*Your task*:
Word for word, the data below must be repeated in full; no picture is to be included.

*Recorded information*:
..............................

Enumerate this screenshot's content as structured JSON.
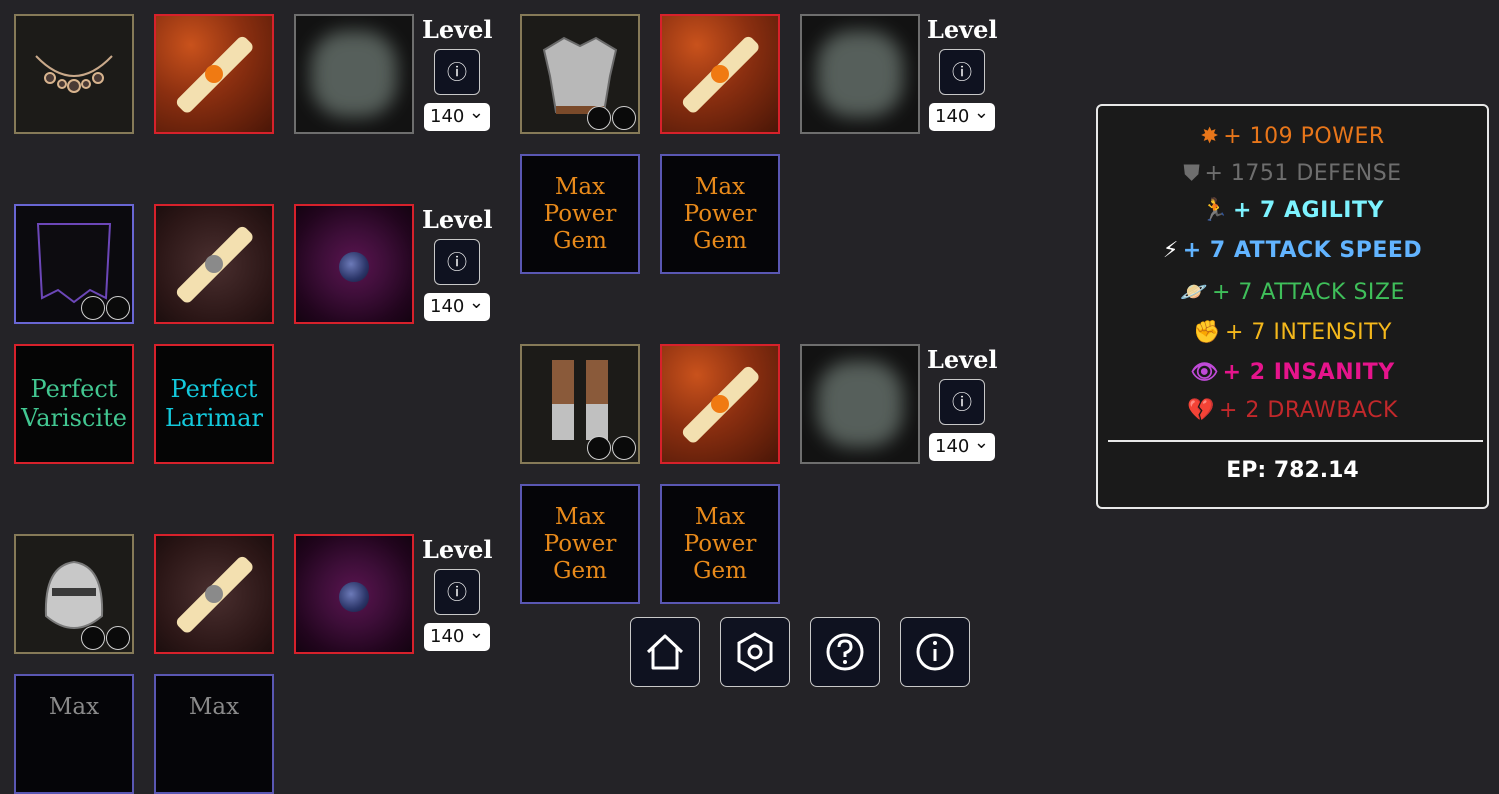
{
  "level": {
    "label": "Level",
    "info_icon": "info-circle-icon",
    "value": "140"
  },
  "gem_slots": {
    "max_power": [
      "Max",
      "Power",
      "Gem"
    ],
    "perfect_variscite": [
      "Perfect",
      "Variscite"
    ],
    "perfect_larimar": [
      "Perfect",
      "Larimar"
    ],
    "max_partial": "Max"
  },
  "nav": {
    "home": "home-icon",
    "settings": "hexagon-settings-icon",
    "help": "question-icon",
    "info": "info-icon"
  },
  "stats": {
    "power": "+ 109 POWER",
    "defense": "+ 1751 DEFENSE",
    "agility": "+ 7 AGILITY",
    "attack_speed": "+ 7 ATTACK SPEED",
    "attack_size": "+ 7 ATTACK SIZE",
    "intensity": "+ 7 INTENSITY",
    "insanity": "+ 2 INSANITY",
    "drawback": "+ 2 DRAWBACK",
    "ep": "EP: 782.14"
  },
  "colors": {
    "power": "#e8761a",
    "defense": "#6e6e6e",
    "agility": "#7df3ff",
    "attack_speed": "#62b4ff",
    "attack_size": "#3fbf5a",
    "intensity": "#f4b81c",
    "insanity": "#e6148c",
    "drawback": "#c2282b"
  }
}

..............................

*Exercise answer*:
Enumerate this screenshot's content as structured JSON.
{
  "level": {
    "label": "Level",
    "info_icon": "info-circle-icon",
    "value": "140"
  },
  "gem_slots": {
    "max_power": [
      "Max",
      "Power",
      "Gem"
    ],
    "perfect_variscite": [
      "Perfect",
      "Variscite"
    ],
    "perfect_larimar": [
      "Perfect",
      "Larimar"
    ],
    "max_partial": "Max"
  },
  "nav": {
    "home": "home-icon",
    "settings": "hexagon-settings-icon",
    "help": "question-icon",
    "info": "info-icon"
  },
  "stats": {
    "power": "+ 109 POWER",
    "defense": "+ 1751 DEFENSE",
    "agility": "+ 7 AGILITY",
    "attack_speed": "+ 7 ATTACK SPEED",
    "attack_size": "+ 7 ATTACK SIZE",
    "intensity": "+ 7 INTENSITY",
    "insanity": "+ 2 INSANITY",
    "drawback": "+ 2 DRAWBACK",
    "ep": "EP: 782.14"
  },
  "colors": {
    "power": "#e8761a",
    "defense": "#6e6e6e",
    "agility": "#7df3ff",
    "attack_speed": "#62b4ff",
    "attack_size": "#3fbf5a",
    "intensity": "#f4b81c",
    "insanity": "#e6148c",
    "drawback": "#c2282b"
  }
}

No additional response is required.